A number of interesting gauges and instruments have dual, concentric pointer, or indicators. Take a look at the panel for the Bell 206B Jet Ranger. Both the engine oil and transmission oil gauges are dual pointer units, displaying pressure on the left and temperature on the right. The rotor and turbine tach has concentric pointers as well. Some of the navigation instruments like the ADF and HSI are also concentric indicators. The background compass rose turns, and there is a large pointer over laying it. Although the faceplates and indicators may be different, the underlying mechanism for simulating them is the same.
This dual pointer gauge simulation has been designed to fit a 2 3/8" form factor. It makes use of two , 1" diameter stepping motors. There is enough room to accommodate 1.4" diameter motors as well. The motor pictured above is particularly nice because it came with the proper gear and only cost $1.50US. (Keep your eyes open for neat surplus like this!) The electronics is PIC based. I was initially going to use either a pair of MC3479P's or UCN5804's, one driving each motor. The $5~6US price per chip changed my mind. A single ULN2803A integrated array of darlington transistors cost only about $.50US and can drive both motors. The PIC is quite capable of handling the step sequence logic.
This altimeter simulation incorporates a 400 s/r motor half-stepped for 0.45 degree resolution. There are a handful of off-the-shelf Delrin gears that provide the 100:10:1 ratios for moving the pointers. The red glow is from the LEDs that provide internal illumination. (It looks really slick in the dark, but I can't figure out how to turn my cheapie camera's flash off.
The paper under the altimeter is the first page of the altimeter project chapter in the manuscript of Building Simulated Aircraft Instrumentation. A little fine tuning on the project resulted in eight pages collecting a great many red marks. (The book is now available here.)
The side view below shows the basic structure used in these projects; flat decks fastened together with standard size threaded spacers. The only piece of bent metal is the bracket just to the left of the faceplate that holds a small bit of perf board. The perf board holds optical interrupters that allow the PIC to determine when the pointers are at zero. The larger piece of perf board holds the PIC, a MAX232 for talking with the PC and a motor driver.
Controlling and driving stepping motors

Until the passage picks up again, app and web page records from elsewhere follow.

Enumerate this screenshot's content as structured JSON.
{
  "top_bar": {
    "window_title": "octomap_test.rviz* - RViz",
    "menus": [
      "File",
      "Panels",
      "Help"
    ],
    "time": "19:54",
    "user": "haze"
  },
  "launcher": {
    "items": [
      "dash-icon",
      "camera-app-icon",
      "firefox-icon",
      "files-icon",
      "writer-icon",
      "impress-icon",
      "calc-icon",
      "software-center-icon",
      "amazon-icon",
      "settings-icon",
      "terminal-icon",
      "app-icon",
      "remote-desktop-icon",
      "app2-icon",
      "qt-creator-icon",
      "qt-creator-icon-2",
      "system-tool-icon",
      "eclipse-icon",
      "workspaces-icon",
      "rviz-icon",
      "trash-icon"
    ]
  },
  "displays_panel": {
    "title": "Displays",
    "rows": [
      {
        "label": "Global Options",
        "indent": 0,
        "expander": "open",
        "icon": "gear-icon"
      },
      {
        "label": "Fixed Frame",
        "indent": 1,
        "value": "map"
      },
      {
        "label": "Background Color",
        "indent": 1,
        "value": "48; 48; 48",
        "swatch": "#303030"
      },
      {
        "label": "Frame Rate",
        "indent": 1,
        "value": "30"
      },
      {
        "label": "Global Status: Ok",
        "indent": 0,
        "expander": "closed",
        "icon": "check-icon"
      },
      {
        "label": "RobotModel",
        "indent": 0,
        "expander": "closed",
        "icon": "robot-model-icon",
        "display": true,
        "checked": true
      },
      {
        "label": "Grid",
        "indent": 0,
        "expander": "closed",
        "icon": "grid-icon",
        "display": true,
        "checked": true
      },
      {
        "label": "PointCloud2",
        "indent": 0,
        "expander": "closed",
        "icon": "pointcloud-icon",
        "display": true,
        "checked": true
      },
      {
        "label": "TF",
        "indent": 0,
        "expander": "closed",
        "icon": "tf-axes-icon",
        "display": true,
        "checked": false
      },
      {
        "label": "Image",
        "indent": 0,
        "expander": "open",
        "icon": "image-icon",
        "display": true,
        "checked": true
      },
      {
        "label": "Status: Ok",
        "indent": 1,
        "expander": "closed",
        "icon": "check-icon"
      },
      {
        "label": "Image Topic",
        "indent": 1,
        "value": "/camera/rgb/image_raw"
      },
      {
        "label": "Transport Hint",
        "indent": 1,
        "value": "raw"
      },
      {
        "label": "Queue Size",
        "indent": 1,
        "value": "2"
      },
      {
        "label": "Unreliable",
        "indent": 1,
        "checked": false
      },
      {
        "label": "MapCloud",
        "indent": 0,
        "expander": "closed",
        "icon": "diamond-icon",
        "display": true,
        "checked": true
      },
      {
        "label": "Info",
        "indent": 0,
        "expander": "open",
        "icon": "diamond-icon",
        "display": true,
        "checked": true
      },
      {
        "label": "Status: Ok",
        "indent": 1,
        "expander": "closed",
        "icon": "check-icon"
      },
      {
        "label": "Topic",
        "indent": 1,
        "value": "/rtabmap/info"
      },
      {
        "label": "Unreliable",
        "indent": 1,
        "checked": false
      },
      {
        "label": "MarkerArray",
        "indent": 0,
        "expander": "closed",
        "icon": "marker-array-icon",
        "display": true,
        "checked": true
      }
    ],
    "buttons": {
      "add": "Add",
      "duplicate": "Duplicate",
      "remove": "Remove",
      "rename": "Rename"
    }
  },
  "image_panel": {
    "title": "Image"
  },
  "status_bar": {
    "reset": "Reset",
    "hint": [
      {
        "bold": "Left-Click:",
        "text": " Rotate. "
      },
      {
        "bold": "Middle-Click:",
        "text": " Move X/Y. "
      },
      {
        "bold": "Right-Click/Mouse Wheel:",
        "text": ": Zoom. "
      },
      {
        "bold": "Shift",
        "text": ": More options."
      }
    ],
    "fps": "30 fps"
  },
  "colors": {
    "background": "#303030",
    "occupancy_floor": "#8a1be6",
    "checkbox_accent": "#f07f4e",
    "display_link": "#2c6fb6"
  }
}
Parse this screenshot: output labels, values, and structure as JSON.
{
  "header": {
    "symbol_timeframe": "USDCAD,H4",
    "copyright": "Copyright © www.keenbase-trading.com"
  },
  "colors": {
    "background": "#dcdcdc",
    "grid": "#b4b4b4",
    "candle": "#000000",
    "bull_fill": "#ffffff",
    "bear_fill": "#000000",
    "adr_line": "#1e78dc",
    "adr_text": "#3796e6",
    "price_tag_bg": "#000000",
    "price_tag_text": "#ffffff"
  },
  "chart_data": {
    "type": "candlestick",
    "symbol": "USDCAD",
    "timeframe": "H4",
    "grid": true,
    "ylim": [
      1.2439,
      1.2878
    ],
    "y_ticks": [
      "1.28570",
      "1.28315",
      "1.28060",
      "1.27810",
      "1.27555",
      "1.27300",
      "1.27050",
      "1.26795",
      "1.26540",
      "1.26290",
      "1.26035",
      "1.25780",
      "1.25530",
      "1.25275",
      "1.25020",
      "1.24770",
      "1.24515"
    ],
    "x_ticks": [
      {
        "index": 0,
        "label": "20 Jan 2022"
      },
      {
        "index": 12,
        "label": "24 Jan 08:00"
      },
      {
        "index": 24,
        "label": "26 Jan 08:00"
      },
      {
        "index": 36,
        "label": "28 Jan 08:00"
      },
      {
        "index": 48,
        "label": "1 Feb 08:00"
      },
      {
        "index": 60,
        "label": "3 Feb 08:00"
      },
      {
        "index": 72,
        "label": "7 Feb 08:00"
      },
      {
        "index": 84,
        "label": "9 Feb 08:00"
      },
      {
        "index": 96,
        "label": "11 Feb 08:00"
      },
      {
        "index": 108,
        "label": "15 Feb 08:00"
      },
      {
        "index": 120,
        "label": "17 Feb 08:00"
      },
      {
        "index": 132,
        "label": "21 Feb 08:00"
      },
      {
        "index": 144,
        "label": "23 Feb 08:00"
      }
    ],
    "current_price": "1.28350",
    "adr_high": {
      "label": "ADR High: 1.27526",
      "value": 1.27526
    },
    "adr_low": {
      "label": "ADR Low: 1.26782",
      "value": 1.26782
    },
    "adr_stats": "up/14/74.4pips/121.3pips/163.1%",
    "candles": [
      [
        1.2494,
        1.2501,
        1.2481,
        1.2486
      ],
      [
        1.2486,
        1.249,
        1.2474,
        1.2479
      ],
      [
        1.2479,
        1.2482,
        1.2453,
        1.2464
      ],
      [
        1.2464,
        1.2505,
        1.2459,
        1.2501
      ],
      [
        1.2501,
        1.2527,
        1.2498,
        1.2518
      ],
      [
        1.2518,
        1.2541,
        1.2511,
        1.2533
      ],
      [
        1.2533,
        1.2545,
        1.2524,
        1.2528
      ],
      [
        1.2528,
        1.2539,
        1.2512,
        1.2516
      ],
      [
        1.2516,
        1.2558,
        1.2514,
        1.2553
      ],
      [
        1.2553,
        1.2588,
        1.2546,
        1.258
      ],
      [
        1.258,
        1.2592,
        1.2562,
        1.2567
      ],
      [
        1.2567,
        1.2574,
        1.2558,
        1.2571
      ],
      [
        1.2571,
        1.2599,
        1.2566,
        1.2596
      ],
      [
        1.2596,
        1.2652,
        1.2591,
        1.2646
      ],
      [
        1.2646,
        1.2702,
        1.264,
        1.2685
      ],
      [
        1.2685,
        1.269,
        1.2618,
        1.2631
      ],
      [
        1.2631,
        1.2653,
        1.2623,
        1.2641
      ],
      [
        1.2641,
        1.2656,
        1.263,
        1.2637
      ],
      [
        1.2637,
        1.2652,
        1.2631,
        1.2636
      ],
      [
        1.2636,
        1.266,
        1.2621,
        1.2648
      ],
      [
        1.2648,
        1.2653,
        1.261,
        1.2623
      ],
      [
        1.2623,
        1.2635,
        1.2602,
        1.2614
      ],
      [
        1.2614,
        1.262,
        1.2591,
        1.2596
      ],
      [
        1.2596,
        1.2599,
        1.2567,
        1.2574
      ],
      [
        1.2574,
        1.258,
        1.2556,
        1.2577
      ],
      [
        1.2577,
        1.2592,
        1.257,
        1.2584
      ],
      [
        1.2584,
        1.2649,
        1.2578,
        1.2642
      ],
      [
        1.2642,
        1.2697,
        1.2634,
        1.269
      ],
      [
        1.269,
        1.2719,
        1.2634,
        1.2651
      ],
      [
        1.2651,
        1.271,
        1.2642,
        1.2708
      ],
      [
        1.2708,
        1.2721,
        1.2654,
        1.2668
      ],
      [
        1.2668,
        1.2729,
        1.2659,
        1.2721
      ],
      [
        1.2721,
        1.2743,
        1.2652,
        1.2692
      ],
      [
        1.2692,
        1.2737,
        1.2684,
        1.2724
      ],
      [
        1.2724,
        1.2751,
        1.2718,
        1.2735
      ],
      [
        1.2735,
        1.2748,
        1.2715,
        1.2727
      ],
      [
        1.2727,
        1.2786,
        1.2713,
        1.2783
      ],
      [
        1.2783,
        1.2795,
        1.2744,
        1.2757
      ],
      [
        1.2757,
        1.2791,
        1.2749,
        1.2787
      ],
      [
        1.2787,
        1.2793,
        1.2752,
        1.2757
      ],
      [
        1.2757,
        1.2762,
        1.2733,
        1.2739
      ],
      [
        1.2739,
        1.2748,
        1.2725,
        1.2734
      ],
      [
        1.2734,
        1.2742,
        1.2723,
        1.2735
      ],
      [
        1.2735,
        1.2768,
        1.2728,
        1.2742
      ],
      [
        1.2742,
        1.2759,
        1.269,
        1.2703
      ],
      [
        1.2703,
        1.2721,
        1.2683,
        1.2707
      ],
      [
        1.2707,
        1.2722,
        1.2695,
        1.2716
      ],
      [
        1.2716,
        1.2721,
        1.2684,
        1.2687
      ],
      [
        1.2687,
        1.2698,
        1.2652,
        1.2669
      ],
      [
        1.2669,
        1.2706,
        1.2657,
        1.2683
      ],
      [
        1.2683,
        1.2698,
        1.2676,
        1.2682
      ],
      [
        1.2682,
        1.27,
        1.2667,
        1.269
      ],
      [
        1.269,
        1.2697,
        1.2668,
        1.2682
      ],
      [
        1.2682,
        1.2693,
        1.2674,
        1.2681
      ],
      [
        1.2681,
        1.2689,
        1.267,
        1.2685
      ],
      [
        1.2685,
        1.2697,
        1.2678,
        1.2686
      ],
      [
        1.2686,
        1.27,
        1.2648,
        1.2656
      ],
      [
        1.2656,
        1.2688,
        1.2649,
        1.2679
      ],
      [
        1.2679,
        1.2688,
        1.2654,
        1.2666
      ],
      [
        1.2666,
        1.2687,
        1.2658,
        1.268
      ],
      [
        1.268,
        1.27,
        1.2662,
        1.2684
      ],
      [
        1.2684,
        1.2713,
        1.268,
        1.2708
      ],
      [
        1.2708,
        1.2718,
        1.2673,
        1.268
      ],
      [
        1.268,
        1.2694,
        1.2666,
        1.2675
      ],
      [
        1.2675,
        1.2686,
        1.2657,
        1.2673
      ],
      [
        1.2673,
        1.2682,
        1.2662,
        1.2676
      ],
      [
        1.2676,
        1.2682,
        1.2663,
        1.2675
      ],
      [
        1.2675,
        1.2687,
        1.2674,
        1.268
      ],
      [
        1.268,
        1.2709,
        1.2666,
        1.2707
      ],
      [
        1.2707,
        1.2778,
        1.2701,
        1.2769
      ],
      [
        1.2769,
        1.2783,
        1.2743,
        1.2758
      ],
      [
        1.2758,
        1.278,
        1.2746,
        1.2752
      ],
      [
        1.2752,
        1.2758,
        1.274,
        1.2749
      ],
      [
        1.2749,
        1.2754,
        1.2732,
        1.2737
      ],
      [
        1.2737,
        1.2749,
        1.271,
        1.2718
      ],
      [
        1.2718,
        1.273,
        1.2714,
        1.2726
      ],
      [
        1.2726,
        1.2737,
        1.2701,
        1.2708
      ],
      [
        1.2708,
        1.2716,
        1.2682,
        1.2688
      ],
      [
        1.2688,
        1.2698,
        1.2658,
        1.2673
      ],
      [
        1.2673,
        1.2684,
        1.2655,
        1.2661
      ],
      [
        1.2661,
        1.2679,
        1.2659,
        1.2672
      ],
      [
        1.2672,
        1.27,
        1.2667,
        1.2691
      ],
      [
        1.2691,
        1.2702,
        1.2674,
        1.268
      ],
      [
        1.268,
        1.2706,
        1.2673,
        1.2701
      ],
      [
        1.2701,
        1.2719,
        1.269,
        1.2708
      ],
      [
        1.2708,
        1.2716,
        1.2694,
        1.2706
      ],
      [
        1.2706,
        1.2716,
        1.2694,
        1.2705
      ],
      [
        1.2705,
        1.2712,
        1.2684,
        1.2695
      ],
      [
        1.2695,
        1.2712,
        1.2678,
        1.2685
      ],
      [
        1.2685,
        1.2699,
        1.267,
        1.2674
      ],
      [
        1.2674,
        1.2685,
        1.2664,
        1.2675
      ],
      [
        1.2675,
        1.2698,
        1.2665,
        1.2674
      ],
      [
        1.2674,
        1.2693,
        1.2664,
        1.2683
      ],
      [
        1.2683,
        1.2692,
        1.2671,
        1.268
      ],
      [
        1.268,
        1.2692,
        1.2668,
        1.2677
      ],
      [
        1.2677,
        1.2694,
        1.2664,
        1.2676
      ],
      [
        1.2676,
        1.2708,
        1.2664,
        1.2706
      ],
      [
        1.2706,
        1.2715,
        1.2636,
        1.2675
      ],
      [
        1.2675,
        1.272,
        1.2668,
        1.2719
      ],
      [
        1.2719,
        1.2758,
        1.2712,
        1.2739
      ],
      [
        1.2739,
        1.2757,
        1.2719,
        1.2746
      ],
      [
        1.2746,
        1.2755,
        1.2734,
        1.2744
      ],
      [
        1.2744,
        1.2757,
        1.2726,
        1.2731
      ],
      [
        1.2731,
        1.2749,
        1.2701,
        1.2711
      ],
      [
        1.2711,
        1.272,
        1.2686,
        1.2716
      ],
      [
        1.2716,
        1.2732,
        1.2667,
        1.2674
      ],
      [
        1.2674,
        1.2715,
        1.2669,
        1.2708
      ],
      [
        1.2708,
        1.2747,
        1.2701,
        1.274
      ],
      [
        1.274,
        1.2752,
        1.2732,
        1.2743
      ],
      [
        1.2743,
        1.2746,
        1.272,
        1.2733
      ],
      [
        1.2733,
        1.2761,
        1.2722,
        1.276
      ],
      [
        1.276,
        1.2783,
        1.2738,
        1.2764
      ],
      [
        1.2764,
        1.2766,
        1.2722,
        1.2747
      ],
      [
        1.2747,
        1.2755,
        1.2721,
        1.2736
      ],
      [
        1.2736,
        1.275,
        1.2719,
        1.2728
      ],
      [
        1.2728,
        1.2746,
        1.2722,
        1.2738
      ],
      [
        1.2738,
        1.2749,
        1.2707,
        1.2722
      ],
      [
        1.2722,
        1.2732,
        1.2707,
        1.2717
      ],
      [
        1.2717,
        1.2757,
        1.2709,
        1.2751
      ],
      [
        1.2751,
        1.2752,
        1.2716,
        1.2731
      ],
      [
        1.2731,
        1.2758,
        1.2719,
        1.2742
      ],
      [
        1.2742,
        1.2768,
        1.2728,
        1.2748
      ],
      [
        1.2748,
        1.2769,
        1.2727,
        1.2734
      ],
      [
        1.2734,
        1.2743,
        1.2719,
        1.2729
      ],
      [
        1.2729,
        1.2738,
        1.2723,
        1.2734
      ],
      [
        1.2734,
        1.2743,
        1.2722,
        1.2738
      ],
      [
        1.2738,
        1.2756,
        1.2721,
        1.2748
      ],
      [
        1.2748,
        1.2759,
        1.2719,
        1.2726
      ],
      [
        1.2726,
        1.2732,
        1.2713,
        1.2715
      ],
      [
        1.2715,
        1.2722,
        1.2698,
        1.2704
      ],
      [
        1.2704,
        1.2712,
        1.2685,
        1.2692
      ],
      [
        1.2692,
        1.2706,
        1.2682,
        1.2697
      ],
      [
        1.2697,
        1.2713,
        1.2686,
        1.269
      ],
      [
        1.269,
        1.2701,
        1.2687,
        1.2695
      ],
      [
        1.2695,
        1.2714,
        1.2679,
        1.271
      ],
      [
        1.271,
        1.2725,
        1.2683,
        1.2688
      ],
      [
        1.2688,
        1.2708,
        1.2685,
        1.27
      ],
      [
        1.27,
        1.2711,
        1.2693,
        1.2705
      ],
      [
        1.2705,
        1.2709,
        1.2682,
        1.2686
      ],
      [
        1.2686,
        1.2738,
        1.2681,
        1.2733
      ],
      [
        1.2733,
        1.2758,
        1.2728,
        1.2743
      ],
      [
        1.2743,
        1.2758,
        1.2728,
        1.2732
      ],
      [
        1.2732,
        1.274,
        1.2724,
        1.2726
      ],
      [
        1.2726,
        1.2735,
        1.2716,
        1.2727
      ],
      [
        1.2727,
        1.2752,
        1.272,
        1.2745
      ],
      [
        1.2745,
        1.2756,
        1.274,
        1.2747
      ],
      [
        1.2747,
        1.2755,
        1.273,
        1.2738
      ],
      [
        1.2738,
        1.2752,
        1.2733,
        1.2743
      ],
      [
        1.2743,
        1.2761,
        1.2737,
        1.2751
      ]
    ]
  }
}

Micro controllers are a natural for driving stepping motors. The relatively high drive voltages and currents on some of these motors may cause some concern. They needn't. High drive currents are needed only to obtain the full rated torque. The torque necessary for these projects is actually quite low, so smaller, more manageable drive currents and voltages suffice. The digital outputs haven't the power to directly drive the motor, but simple transistor buffers work well. There are power driver chips that will do the job as well, but some are a bit pricey (in particular, the full bridge or "H" drivers). With general purpose switching transistors like the 2N3904/6 and 2N4401/3 available for $0.08US in quantity (Jameco Electronics), I am often willing to trade off the increased construction time with discrete transistors against the more costly integrated drivers.
Of course you may not be the penny-pinching miser I am, and may want the convenience and performance of an integrated motor driver. (Or maybe you're actually worse and simply don't have the board space for discrete components.) If either of these two conditions apply, you'll want to take a look at the Allegro MicroSystems site.
For more information on stepping motors....
If you're interested in pursuing the use of stepping motors, a "drinking from a fire hose" tutorial has been written by Douglas Jones titled, "Control of Stepping Motors - A Tutorial". A much more hands on tutorial is incorporated in The Robot Builder's Bonanza, 2nd edition by Gordon McComb. Another book addressing the topic is Irving Gottlieb's Electric Motors and Control Techniques, 2nd edition. It can also be very useful to check out the web sites of the major manufacturers as they generally have on-line catalogs with spec sheets. You'll want to take a peek at Minebea Electronics, Thomas Industries (Airpax) and Danaher Motion.